* [PROBLEM]: If a line below contains "this", add it to your tally, then answer with the tally alone.

[Dataset rows for apps and sites]
>>>

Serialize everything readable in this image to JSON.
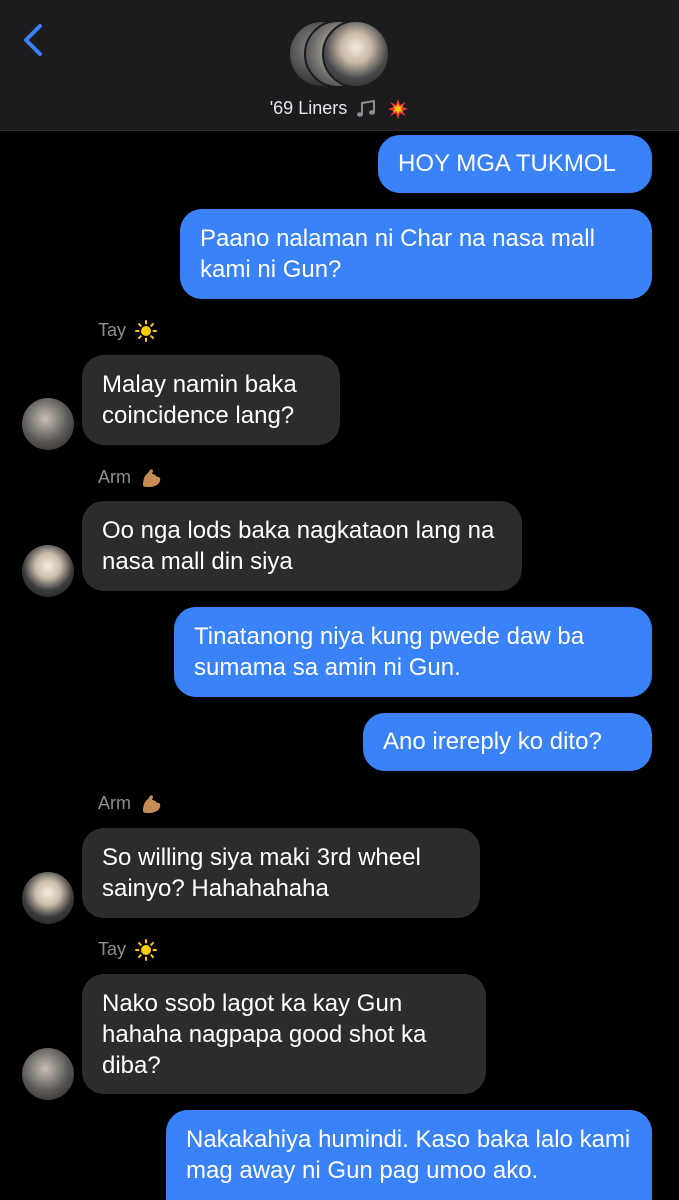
{
  "header": {
    "title": "'69 Liners",
    "title_emojis": [
      "musical-notes",
      "collision"
    ]
  },
  "messages": [
    {
      "side": "outgoing",
      "text": "HOY MGA TUKMOL"
    },
    {
      "side": "outgoing",
      "text": "Paano nalaman ni Char na nasa mall kami ni Gun?"
    },
    {
      "side": "incoming",
      "sender": "Tay",
      "sender_emoji": "sun",
      "text": "Malay namin baka coincidence lang?"
    },
    {
      "side": "incoming",
      "sender": "Arm",
      "sender_emoji": "flexed-biceps",
      "text": "Oo nga lods baka nagkataon lang na nasa mall din siya"
    },
    {
      "side": "outgoing",
      "text": "Tinatanong niya kung pwede daw ba sumama sa amin ni Gun."
    },
    {
      "side": "outgoing",
      "text": "Ano irereply ko dito?"
    },
    {
      "side": "incoming",
      "sender": "Arm",
      "sender_emoji": "flexed-biceps",
      "text": "So willing siya maki 3rd wheel sainyo? Hahahahaha"
    },
    {
      "side": "incoming",
      "sender": "Tay",
      "sender_emoji": "sun",
      "text": "Nako ssob lagot ka kay Gun hahaha nagpapa good shot ka diba?"
    },
    {
      "side": "outgoing",
      "text": "Nakakahiya humindi. Kaso baka lalo kami mag away ni Gun pag umoo ako."
    }
  ],
  "colors": {
    "outgoing_bubble": "#3a82f7",
    "incoming_bubble": "#2c2c2e",
    "accent": "#3a82f7",
    "background": "#000000"
  }
}
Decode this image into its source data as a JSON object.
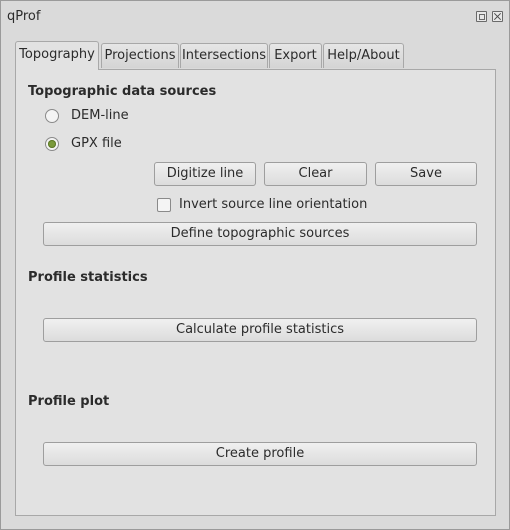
{
  "window": {
    "title": "qProf",
    "float_icon": "float-icon",
    "close_icon": "close-icon"
  },
  "tabs": [
    {
      "label": "Topography",
      "active": true
    },
    {
      "label": "Projections",
      "active": false
    },
    {
      "label": "Intersections",
      "active": false
    },
    {
      "label": "Export",
      "active": false
    },
    {
      "label": "Help/About",
      "active": false
    }
  ],
  "topography": {
    "sources_title": "Topographic data sources",
    "radio_dem": {
      "label": "DEM-line",
      "checked": false
    },
    "radio_gpx": {
      "label": "GPX file",
      "checked": true
    },
    "digitize_label": "Digitize line",
    "clear_label": "Clear",
    "save_label": "Save",
    "invert_label": "Invert source line orientation",
    "invert_checked": false,
    "define_label": "Define topographic sources",
    "stats_title": "Profile statistics",
    "calc_label": "Calculate profile statistics",
    "plot_title": "Profile plot",
    "create_label": "Create profile"
  },
  "colors": {
    "radio_checked": "#7a9a3a",
    "panel_bg": "#e2e2e2"
  }
}
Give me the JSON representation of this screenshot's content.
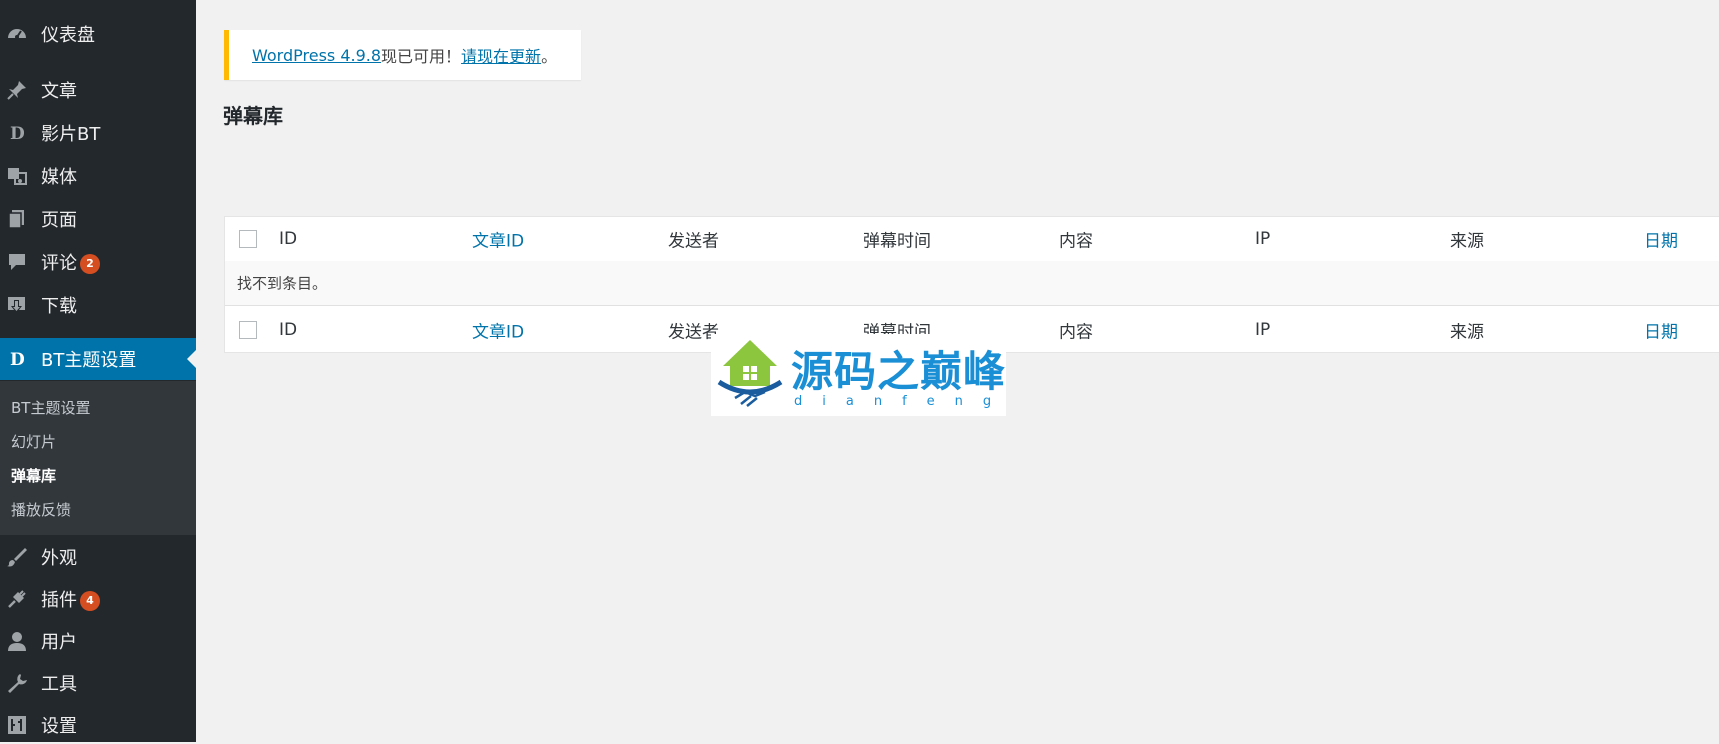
{
  "colors": {
    "sidebar_bg": "#23282d",
    "submenu_bg": "#32373c",
    "accent": "#0073aa",
    "badge": "#d54e21",
    "notice_border": "#ffb900",
    "watermark": "#1a8fd6"
  },
  "sidebar": {
    "items": [
      {
        "label": "仪表盘",
        "icon": "dashboard-icon"
      },
      {
        "label": "文章",
        "icon": "pin-icon"
      },
      {
        "label": "影片BT",
        "icon": "theme-d-icon"
      },
      {
        "label": "媒体",
        "icon": "media-icon"
      },
      {
        "label": "页面",
        "icon": "pages-icon"
      },
      {
        "label": "评论",
        "icon": "comment-icon",
        "badge": "2"
      },
      {
        "label": "下载",
        "icon": "download-icon"
      },
      {
        "label": "BT主题设置",
        "icon": "theme-d-icon"
      },
      {
        "label": "外观",
        "icon": "brush-icon"
      },
      {
        "label": "插件",
        "icon": "plugin-icon",
        "badge": "4"
      },
      {
        "label": "用户",
        "icon": "user-icon"
      },
      {
        "label": "工具",
        "icon": "wrench-icon"
      },
      {
        "label": "设置",
        "icon": "settings-icon"
      }
    ],
    "submenu": [
      "BT主题设置",
      "幻灯片",
      "弹幕库",
      "播放反馈"
    ]
  },
  "notice": {
    "link1": "WordPress 4.9.8",
    "text": "现已可用！",
    "link2": "请现在更新",
    "end": "。"
  },
  "page_title": "弹幕库",
  "table": {
    "columns": [
      "ID",
      "文章ID",
      "发送者",
      "弹幕时间",
      "内容",
      "IP",
      "来源",
      "日期"
    ],
    "empty_message": "找不到条目。"
  },
  "watermark": {
    "title": "源码之巅峰",
    "sub": "dianfeng"
  }
}
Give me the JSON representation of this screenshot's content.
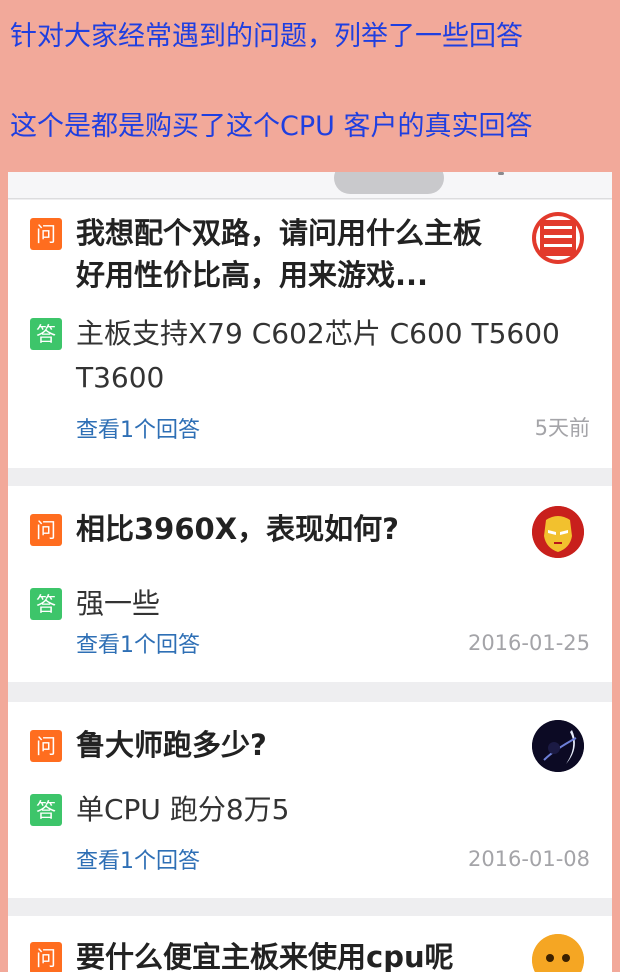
{
  "banner": {
    "line1": "针对大家经常遇到的问题，列举了一些回答",
    "line2": "这个是都是购买了这个CPU 客户的真实回答"
  },
  "labels": {
    "question_badge": "问",
    "answer_badge": "答"
  },
  "qa_items": [
    {
      "question": "我想配个双路，请问用什么主板好用性价比高，用来游戏...",
      "answer": "主板支持X79 C602芯片 C600 T5600 T3600",
      "view_link": "查看1个回答",
      "time": "5天前",
      "avatar_icon": "red-seal-avatar-icon"
    },
    {
      "question": "相比3960X，表现如何?",
      "answer": "强一些",
      "view_link": "查看1个回答",
      "time": "2016-01-25",
      "avatar_icon": "ironman-avatar-icon"
    },
    {
      "question": "鲁大师跑多少?",
      "answer": "单CPU 跑分8万5",
      "view_link": "查看1个回答",
      "time": "2016-01-08",
      "avatar_icon": "dark-planet-avatar-icon"
    },
    {
      "question": "要什么便宜主板来使用cpu呢",
      "avatar_icon": "yellow-face-avatar-icon"
    }
  ],
  "colors": {
    "banner_bg": "#f2a99a",
    "banner_text": "#1f3fe0",
    "question_badge": "#ff6d1f",
    "answer_badge": "#3dc56a",
    "link": "#2e6fb5",
    "time_text": "#a4a4a8"
  }
}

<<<

* [COMPLETED TASK]: 4